Yet, the dialogue should be very interesting for Indian readers as we are yet to develop a culture of studying intelligence as a tool for formulating policy. Consequently, we have produced only motivated or vainglorious intelligence literature, fit for Bollywood thrillers. At the same time, their remarks on current decision makers or ‘hawkish’ career foreign service officials (Part IV: Kabuki) might excite the media, but do not help either country in finding solutions.
A comparison with another book, jointly written by CIA-KGB operators, and moderated by a US journalist during the US-Russia bonhomie during the Yeltsin presidency (1991-1999), may be relevant. In 1997, Yale University managed to produce a mammoth book, Battleground Berlin-CIA Vs. KGB in the Cold War, jointly written by David Murphy (CIA) and Gen. Kondrashev (KGB), who were in charge of rival Berlin stations. Like Aditya Sinha, this dialogue was moderated and recorded by American journalist George Bailey.

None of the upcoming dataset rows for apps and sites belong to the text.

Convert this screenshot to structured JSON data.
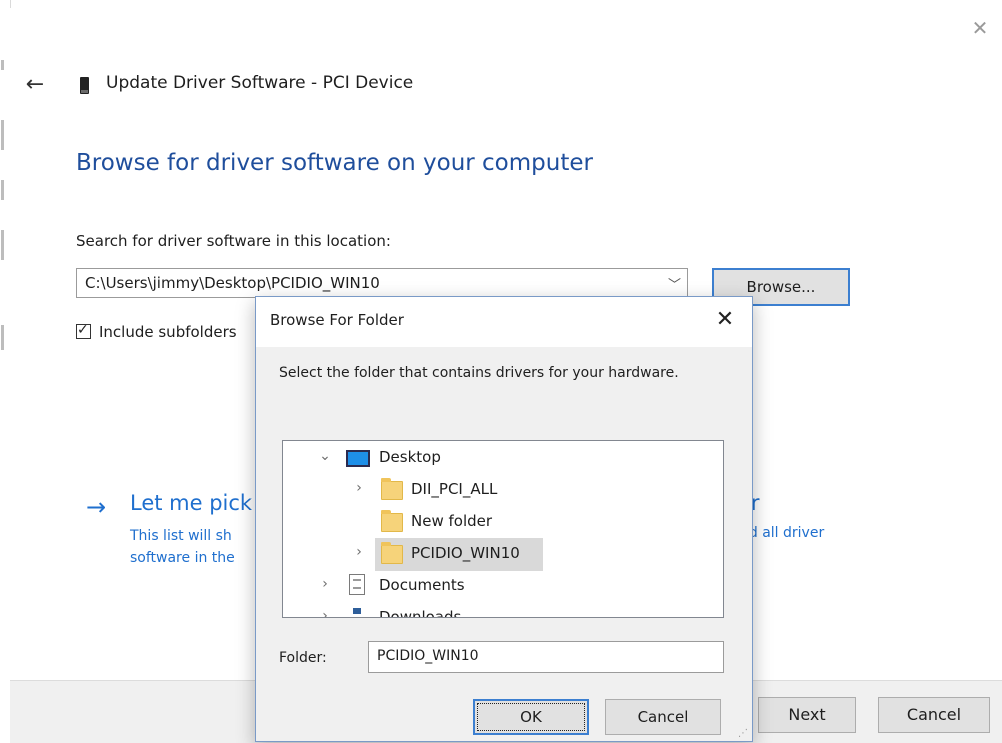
{
  "wizard": {
    "title": "Update Driver Software - PCI Device",
    "heading": "Browse for driver software on your computer",
    "search_label": "Search for driver software in this location:",
    "path_value": "C:\\Users\\jimmy\\Desktop\\PCIDIO_WIN10",
    "browse_label": "Browse...",
    "include_subfolders_label": "Include subfolders",
    "include_subfolders_checked": true,
    "pick_title_left": "Let me pick",
    "pick_title_right": "er",
    "pick_desc_line1_left": "This list will sh",
    "pick_desc_line1_right": "nd all driver",
    "pick_desc_line2_left": "software in the",
    "next_label": "Next",
    "cancel_label": "Cancel",
    "icons": {
      "back": "back-arrow-icon",
      "close": "close-icon",
      "device": "device-icon",
      "arrow": "arrow-right-icon"
    }
  },
  "dialog": {
    "title": "Browse For Folder",
    "instructions": "Select the folder that contains drivers for your hardware.",
    "tree": [
      {
        "label": "Desktop",
        "icon": "desktop-icon",
        "expander": "chevron-down",
        "level": 0
      },
      {
        "label": "DII_PCI_ALL",
        "icon": "folder-icon",
        "expander": "chevron-right",
        "level": 1
      },
      {
        "label": "New folder",
        "icon": "folder-icon",
        "expander": "",
        "level": 1
      },
      {
        "label": "PCIDIO_WIN10",
        "icon": "folder-icon",
        "expander": "chevron-right",
        "level": 1,
        "selected": true
      },
      {
        "label": "Documents",
        "icon": "documents-icon",
        "expander": "chevron-right",
        "level": 0
      },
      {
        "label": "Downloads",
        "icon": "downloads-icon",
        "expander": "chevron-right",
        "level": 0
      }
    ],
    "folder_label": "Folder:",
    "folder_value": "PCIDIO_WIN10",
    "ok_label": "OK",
    "cancel_label": "Cancel"
  },
  "colors": {
    "heading_blue": "#1f4e9c",
    "link_blue": "#1f6fce",
    "focus_blue": "#3c7fd0",
    "folder_yellow": "#f6d37a"
  }
}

The book reproduced 250 secret file extracts and 87 photocopies of original documents. For the first time, it was possible to compare both services together, how they worked and fought with each other. It divulged that the Soviet services had access to the “highest reaches of the American, British and French governments”. It revealed how Gen. Donovan, father of American foreign intelligence, was deceived by NKGB in 1943 during the Second World War when he visited Moscow for proposing intelligence cooperation. Moscow happily agreed. What Donovan did not know was that his personal staff officer, Duncan Chaplin Lee, was already on the payroll of the NKGB!
Finally, the take-away: The Chronicles refer to Dulat and Durrani’s common paper on ‘Intelligence Cooperation’ published in The Hindu and Dawn simultaneously (July 14, 2011). It recommends that both agencies should serve as ‘back-channel’ for their governments to pave way for political dialogue. In Chapter 31, they have recommended the institutionalisation of ISI-RAW representatives’ meetings. Former Union home minister P. Chidambaram had tried this out in 2010.
This would be similar to the secret, deniable ‘Gavrilov channel’, which CIA and KGB had established in the 1980s to set limits “on certain extremes of behaviour by agreeing on unwritten rules of the game”.
(The writer is a former special secretary, Cabinet Secretariat)